Journalists risk their lives to expose human rights violations, corruption, and other matters that are crucial for the world to witness. Today, as we celebrate World Press Freedom Day, I honor the courageous work of American journalist Austin Tice captured in Syria; Crimean journalist Mykola Semena, on trial today for “separatism” for criticizing Moscow’s illegal annexation of the Crimea; and Ahmed Abba, convicted in a Cameroonian military court on “terrorism charges” for reporting on the plight of those suffering at the hands of Boko Haram.
Promoting and protecting a free press is a value shared across the aisle. The Congressional Caucus for Freedom of the Press was founded eleven years ago by myself and a then-Congressman named Mike Pence. I am pleased today to announce the relaunch of the Caucus with co-chair Steve Chabot, my Republican colleague from Ohio, and our commitment to advocate for the crucial role of a free press around the world in promoting democratic values and fighting corruption.
The Committee to Protect Journalists found that 48 journalists were killed in 2016 around the world. Freedom House reported that global press freedom declined to its lowest point in 13 years due to unprecedented threats to journalists and media outlets in major democracies, intensified crackdowns by authoritarian states, and disinformation campaigns waged by Russia to undermine Western democratic states and values.
Journalists are under the greatest threat when governments or violent non-state actors believe they can target them with impunity, and that no one will come to their aid. The Caucus is one attempt to help meet that challenge by calling attention to governments who threaten or imprison journalists, or allow their murder to go unpunished.
The threat to journalists comes not just from governments seeking to silence dissent, but also from taking risks to tell stories that need to be told. Six years after the start of its bloody civil war, Syria is still the world’s deadliest country for journalists, according to Reporters Without Borders. In August 2012, Austin Tice was freelancing for the Washington Post when he was taken captive near Damascus. He is the last American journalist still detained abroad. We must do everything possible to bring him safely home.

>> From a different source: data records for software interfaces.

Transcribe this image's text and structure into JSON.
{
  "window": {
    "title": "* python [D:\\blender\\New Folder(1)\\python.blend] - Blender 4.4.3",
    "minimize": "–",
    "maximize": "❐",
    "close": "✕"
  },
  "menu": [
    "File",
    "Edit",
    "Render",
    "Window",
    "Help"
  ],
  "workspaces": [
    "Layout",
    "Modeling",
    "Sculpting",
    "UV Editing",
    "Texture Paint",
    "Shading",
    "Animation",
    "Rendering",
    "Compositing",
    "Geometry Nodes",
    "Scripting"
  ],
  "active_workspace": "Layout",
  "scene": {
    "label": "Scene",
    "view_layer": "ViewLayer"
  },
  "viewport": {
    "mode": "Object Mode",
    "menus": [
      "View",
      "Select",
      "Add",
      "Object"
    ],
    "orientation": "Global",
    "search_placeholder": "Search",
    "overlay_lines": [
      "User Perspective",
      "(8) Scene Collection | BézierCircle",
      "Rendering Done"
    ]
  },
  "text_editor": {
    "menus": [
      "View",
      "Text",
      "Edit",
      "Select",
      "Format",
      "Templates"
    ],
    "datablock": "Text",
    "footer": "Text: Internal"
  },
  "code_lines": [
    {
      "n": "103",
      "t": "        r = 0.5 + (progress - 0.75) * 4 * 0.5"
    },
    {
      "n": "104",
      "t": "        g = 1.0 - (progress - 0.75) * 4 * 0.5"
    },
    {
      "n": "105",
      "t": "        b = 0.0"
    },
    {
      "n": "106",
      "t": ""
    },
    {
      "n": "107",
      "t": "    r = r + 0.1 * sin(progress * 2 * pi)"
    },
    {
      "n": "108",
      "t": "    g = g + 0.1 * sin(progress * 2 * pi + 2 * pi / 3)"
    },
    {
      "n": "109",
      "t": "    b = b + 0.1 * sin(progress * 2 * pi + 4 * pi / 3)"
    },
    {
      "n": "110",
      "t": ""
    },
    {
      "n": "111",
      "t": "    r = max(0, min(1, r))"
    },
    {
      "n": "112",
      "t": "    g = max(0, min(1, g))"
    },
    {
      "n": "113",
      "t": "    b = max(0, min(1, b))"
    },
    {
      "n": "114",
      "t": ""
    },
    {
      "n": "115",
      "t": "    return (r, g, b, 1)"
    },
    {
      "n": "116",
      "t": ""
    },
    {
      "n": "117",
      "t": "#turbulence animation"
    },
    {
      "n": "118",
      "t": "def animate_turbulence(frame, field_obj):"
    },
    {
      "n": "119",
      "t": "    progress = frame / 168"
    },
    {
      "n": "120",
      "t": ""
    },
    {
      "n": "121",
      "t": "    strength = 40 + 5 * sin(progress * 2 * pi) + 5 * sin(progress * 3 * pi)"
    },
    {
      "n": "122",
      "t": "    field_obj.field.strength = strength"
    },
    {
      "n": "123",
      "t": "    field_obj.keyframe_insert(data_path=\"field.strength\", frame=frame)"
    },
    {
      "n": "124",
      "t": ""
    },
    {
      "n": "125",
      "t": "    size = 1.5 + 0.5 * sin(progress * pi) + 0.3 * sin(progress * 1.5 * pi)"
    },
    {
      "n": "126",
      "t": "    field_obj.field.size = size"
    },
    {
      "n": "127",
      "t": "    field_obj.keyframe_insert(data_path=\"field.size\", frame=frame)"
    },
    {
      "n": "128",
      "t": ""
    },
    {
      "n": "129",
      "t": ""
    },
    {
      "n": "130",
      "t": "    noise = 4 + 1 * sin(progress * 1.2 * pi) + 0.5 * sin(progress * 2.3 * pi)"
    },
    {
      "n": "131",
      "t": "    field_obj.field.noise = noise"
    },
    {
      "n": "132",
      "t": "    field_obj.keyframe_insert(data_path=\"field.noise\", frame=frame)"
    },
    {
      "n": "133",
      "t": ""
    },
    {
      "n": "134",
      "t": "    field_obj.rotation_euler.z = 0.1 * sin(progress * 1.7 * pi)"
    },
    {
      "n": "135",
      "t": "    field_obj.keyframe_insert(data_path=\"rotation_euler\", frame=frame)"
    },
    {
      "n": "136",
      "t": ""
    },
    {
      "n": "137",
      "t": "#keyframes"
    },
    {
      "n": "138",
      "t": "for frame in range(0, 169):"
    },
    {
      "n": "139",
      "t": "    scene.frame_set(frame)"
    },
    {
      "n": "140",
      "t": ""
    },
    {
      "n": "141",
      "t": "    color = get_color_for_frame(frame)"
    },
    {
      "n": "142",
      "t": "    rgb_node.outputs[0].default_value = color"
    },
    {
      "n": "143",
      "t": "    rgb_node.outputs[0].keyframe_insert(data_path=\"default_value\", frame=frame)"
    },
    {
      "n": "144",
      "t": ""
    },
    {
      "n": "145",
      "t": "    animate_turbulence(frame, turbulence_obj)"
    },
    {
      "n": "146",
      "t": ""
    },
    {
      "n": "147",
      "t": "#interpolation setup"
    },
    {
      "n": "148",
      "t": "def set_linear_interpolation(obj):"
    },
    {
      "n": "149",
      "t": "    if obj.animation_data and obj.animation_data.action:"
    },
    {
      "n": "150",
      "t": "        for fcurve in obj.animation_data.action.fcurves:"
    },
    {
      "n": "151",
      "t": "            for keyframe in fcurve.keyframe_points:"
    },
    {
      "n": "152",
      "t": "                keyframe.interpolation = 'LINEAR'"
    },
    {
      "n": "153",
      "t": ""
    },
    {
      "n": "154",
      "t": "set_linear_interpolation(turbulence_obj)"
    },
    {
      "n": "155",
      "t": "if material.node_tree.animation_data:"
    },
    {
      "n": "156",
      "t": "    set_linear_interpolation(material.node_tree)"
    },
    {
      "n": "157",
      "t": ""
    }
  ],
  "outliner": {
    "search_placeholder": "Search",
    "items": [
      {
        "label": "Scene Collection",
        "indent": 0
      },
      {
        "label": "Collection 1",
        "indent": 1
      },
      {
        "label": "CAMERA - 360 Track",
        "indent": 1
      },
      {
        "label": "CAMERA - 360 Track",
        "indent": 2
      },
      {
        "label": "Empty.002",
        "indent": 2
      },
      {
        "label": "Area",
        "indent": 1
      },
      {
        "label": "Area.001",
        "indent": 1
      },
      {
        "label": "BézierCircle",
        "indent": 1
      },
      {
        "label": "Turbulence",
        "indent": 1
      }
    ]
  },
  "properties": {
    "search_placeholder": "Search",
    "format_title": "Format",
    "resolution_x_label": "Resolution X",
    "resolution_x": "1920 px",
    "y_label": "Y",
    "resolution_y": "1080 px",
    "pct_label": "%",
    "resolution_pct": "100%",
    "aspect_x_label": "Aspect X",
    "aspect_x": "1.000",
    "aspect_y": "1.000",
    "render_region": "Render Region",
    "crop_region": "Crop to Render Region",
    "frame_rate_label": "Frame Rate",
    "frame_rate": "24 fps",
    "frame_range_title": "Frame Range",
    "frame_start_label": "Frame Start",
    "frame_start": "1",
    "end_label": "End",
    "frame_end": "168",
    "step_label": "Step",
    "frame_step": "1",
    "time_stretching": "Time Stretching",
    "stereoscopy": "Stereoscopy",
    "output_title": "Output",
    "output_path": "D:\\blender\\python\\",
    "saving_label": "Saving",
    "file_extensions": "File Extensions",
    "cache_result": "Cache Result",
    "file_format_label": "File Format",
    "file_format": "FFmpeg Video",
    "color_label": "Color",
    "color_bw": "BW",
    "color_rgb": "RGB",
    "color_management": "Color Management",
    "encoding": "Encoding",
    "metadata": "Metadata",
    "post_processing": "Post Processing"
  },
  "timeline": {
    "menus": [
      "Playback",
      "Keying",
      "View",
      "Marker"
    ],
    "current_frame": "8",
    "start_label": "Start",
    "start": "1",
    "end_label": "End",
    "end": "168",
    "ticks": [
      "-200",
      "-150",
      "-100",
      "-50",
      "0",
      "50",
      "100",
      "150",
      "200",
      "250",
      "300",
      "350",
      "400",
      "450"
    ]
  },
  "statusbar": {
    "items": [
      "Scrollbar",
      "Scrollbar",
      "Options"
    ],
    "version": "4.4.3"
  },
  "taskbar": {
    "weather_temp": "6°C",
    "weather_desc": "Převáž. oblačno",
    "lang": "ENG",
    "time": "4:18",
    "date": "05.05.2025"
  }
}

Today, as we recognize World Press Freedom Day, I look forward to working with my colleagues to prioritize international press freedom issues in the 115th Congress. A thriving marketplace of ideas, with reporters asking hard questions, is central to a free society. Wherever journalists face prison or worse because they dare to question power, I hope they will know they have an ally in the Freedom of the Press Caucus, and the United States of America.